This morning, however, while sipping on my nice hot tea, from somewhere up there one of these little delights shared a greenish deposit. On me.
Still lovin’ it, just not that part.
Interestingly, one of my prayer activities on this morning was to pray for the coming together of the church in creative, non-traditional ways. I don’t mean “my” church; I mean God’s church. I don’t mind at all that we meet in different buildings or have different styles of worship music. I just can’t tolerate division, separatism, and selfish ambition—especially in myself.
Apparently, this was high on Jesus’ list of priorities also.
“I am praying not only for these disciples but also for all who will ever believe in me through their message. I pray that they will all be one, just as you and I are one—as you are in me, Father, and I am in you. And may they be in us so that the world will believe you sent me.”
In fact, it was so important to Him that He took it to the cross. Part of what He bore on His bleeding back as He marched to Golgatha was the necessary weight of oneness. And oneness is h-e-a-v-y. It is a burden that, truly, can only come through the ongoing power and work within each individual through the Holy Spirit. Interestingly, Satan concentrated a host of his evil minions against this strategy from the get-go, which in itself should make us sit up and take notice.

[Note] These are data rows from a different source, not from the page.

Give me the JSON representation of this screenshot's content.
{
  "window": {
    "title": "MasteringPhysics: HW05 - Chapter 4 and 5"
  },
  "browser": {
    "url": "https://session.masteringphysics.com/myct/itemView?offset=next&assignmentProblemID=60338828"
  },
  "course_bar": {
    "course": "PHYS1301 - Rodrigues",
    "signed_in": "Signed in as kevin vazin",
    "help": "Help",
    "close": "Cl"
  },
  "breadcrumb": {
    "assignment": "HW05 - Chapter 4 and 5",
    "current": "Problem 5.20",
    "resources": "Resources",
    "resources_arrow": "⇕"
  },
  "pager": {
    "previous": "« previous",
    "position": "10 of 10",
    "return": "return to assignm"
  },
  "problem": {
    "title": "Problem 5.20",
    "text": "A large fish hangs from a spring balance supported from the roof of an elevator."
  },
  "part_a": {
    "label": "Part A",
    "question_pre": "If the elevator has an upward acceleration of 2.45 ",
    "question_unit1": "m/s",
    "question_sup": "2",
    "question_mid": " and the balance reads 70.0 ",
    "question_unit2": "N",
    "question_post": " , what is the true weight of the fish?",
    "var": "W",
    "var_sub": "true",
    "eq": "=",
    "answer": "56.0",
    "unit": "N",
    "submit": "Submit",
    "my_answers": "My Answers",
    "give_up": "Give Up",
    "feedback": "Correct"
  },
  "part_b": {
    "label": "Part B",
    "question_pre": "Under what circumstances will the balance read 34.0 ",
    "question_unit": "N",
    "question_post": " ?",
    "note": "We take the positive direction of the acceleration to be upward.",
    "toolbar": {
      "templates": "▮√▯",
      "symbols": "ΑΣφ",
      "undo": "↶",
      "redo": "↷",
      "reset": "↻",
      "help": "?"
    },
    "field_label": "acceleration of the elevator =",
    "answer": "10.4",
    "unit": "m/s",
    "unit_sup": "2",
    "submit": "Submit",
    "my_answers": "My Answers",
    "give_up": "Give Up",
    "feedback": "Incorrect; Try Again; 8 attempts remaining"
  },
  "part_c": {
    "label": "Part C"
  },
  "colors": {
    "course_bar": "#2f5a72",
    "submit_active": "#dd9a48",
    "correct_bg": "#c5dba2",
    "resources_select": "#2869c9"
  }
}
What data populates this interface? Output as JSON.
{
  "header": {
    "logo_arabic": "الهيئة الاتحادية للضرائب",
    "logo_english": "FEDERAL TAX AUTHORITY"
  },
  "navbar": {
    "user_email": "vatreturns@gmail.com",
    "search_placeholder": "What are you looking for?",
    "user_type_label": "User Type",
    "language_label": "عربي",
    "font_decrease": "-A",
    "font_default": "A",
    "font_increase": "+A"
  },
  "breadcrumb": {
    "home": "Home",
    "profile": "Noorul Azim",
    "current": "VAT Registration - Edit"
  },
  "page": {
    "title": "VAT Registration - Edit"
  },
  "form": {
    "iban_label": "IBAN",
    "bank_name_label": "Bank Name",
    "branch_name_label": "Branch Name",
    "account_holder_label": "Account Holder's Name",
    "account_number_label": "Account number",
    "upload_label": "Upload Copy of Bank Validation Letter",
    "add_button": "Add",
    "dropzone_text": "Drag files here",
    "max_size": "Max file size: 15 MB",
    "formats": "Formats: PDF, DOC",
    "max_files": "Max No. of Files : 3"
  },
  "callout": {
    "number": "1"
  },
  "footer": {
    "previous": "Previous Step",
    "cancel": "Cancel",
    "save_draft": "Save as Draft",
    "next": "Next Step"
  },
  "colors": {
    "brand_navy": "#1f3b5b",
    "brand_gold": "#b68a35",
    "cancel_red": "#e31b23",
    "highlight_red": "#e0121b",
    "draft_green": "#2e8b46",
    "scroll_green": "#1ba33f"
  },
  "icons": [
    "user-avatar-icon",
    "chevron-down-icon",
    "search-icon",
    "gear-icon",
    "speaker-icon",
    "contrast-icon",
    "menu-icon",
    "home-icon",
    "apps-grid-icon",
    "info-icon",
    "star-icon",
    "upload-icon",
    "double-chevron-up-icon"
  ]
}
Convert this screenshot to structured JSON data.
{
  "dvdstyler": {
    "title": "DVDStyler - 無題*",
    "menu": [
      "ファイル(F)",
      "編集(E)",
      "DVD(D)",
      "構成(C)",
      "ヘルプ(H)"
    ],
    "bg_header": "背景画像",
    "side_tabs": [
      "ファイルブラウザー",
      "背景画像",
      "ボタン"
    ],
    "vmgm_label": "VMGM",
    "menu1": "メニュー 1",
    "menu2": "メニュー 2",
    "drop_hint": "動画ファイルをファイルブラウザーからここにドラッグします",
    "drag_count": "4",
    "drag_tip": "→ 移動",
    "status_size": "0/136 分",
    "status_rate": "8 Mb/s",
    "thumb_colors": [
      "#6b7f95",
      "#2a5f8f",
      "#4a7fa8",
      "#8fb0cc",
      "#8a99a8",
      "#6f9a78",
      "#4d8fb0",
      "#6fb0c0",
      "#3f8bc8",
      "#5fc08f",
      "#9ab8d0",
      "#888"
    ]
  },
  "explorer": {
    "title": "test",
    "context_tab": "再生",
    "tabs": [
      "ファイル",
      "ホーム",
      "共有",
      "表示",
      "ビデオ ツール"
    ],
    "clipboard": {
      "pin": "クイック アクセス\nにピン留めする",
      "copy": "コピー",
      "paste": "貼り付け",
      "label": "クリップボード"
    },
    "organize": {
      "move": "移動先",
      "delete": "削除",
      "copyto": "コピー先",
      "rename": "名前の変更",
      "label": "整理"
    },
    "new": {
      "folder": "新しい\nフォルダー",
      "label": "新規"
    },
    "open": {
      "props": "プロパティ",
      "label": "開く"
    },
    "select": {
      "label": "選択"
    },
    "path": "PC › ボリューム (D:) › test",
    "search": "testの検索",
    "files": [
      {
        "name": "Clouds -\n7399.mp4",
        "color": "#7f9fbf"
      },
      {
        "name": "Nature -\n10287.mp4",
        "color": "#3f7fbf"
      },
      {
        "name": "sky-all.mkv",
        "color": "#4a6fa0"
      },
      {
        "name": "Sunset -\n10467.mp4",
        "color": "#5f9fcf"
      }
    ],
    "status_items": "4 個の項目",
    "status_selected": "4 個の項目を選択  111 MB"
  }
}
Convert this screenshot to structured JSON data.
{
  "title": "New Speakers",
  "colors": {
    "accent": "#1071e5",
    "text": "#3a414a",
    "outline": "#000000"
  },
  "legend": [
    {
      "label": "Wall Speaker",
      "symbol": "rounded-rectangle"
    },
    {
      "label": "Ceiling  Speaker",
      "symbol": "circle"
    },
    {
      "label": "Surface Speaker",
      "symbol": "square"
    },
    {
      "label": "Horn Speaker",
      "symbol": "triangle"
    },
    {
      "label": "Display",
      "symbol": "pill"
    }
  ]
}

Secondly, as my good friend, Mike Hutchens, once so wisely observed: “unity does not mean unison”. Or like Bob says, “you don’t deduct points for style”. And Americans are, unfortunately, big on style…
Even so, true unity, authentic koinonia, takes time, effort, and sacrifice. Invariably, it gets messy. Offenses are waiting to happen. Disagreements can be expected. Money gets reallocated. And we are all, ALL, still in the process of this amazing transformation called “sanctification.”
Is it worth it?
Several days have passed in the writing of this little ditty. I’m finishing it up out here on my patio once again, with the birds singing around me. Admittedly, I had to clean some white stuff off my table, ‘cuz I’m not going to let a little bird poop prevent my plans….or God’s.
John 17:20,21 Holy Bible, New Living Translation, copyright © 1996, 2004, 2015 by Tyndale House Foundation. Used by permission of Tyndale House Publishers Inc., Carol Stream, Illinois 60188. All rights reserved.